Sequential sampling is a method of experimentation. In it, the researcher will test an intervention, variable, or product using a group of people taken randomly from a group, and testing the intervention, variable, or product on them.
After the researcher obtains the information that he or she needs, then another group of people will be randomly selected again to try the same intervention, variable, or product.
This is done within a time interval, however. For example, imagine picking a group of adults at the mall, giving them a sample of something to try for the next 3 minutes, getting the results, and then selecting another group of adults at the mall, giving them the same sample, and under the same amount of time.
The benefit of this methodology is that, the more people you test, the more chances you get to improve your product, or intervention. For instance, if I create a dish, and I ask people to come and try it at time intervals, I can get a myriad of opinions that will help me improve my dish and make it more likeable or, under the scope of business, more marketable for the public.
A "sequence" is a regular pattern of doing something in an orderly and organized manner. "Sequential sampling" would involve taking a sample or doing a test using a predictable procedure.
If a business organization wanted to determine the need for a new product, it might use sequential sampling as part of its research process.

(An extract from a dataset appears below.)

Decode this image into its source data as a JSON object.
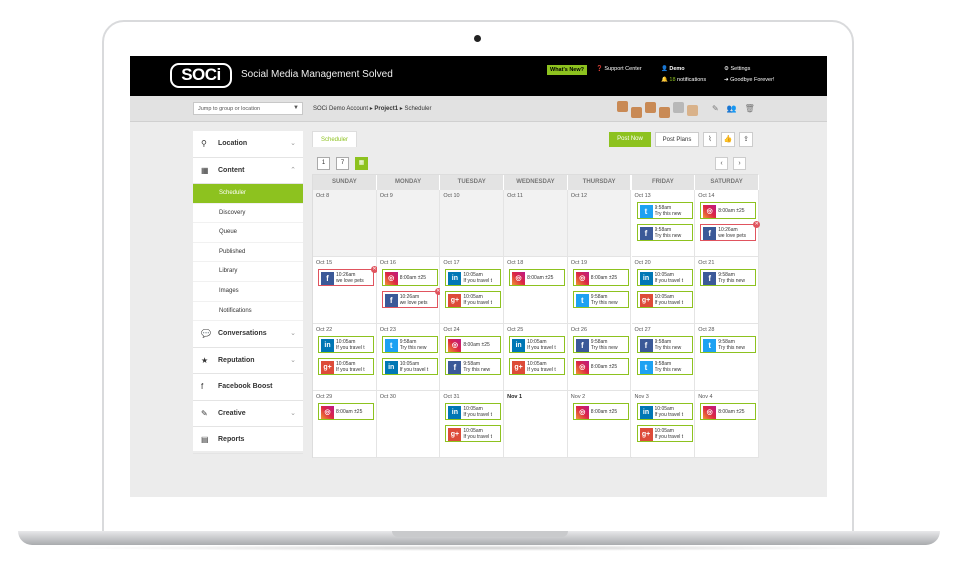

The business might distribute questionnaires to a selected group of potential customers asking for response to questions or scenarios that would help to measure the perceptions of the responders to the idea for the potential product.
In evaluating the performance of a product or procedure, sequential sampling could involve close examination of the results obtained after using the product. For example, a manufacturing plant might pull off the assembly line for close evaluation every fourth product that was created with a new type of material or process. The testing of that sample portion of the output would verify whether or not the new material or process contributed to the making of a final product that met required specifications.

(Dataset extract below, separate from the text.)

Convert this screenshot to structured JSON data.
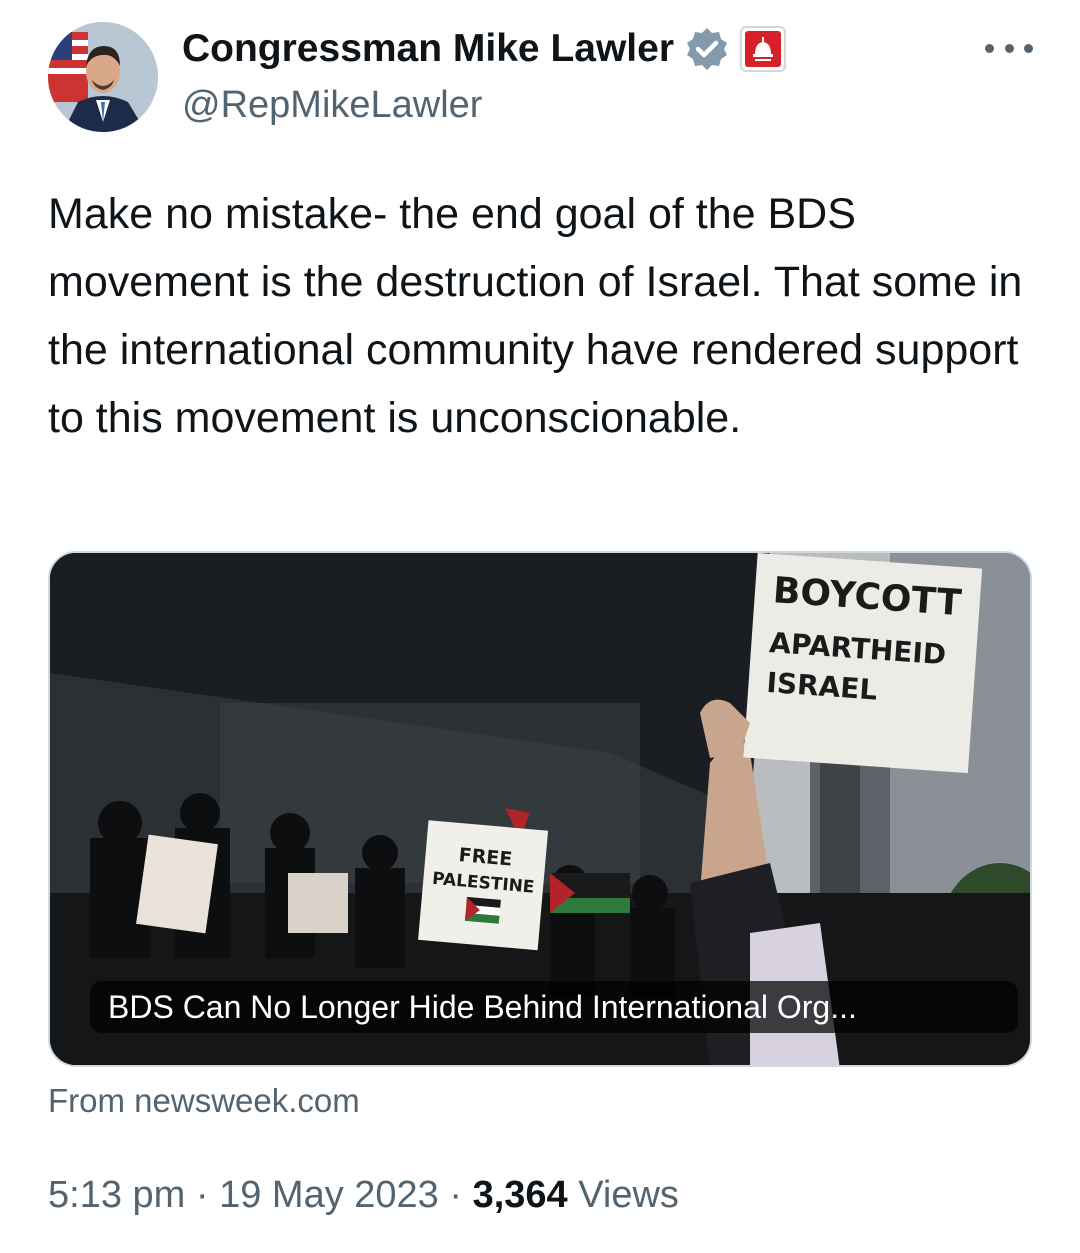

Sequential sampling is a form of opportunity sampling and is a pragmatic way of trying to achive a near or quasi random (or non probability) sample. A random (or probability) sample is when every one in the population has the same opportunity to be selected. Opportunity sampling takes anyone that is there, hoping they are near enough to a random sample (usualy not it depends on the location). Sequential sampling is when you will take people as they appear (or if you use a sampling frame say every 5th person to appear), usually within a fixed time frame. For example, I will ask everyone who enters the parking lot in the next 2 hours, to answer my questionnaire.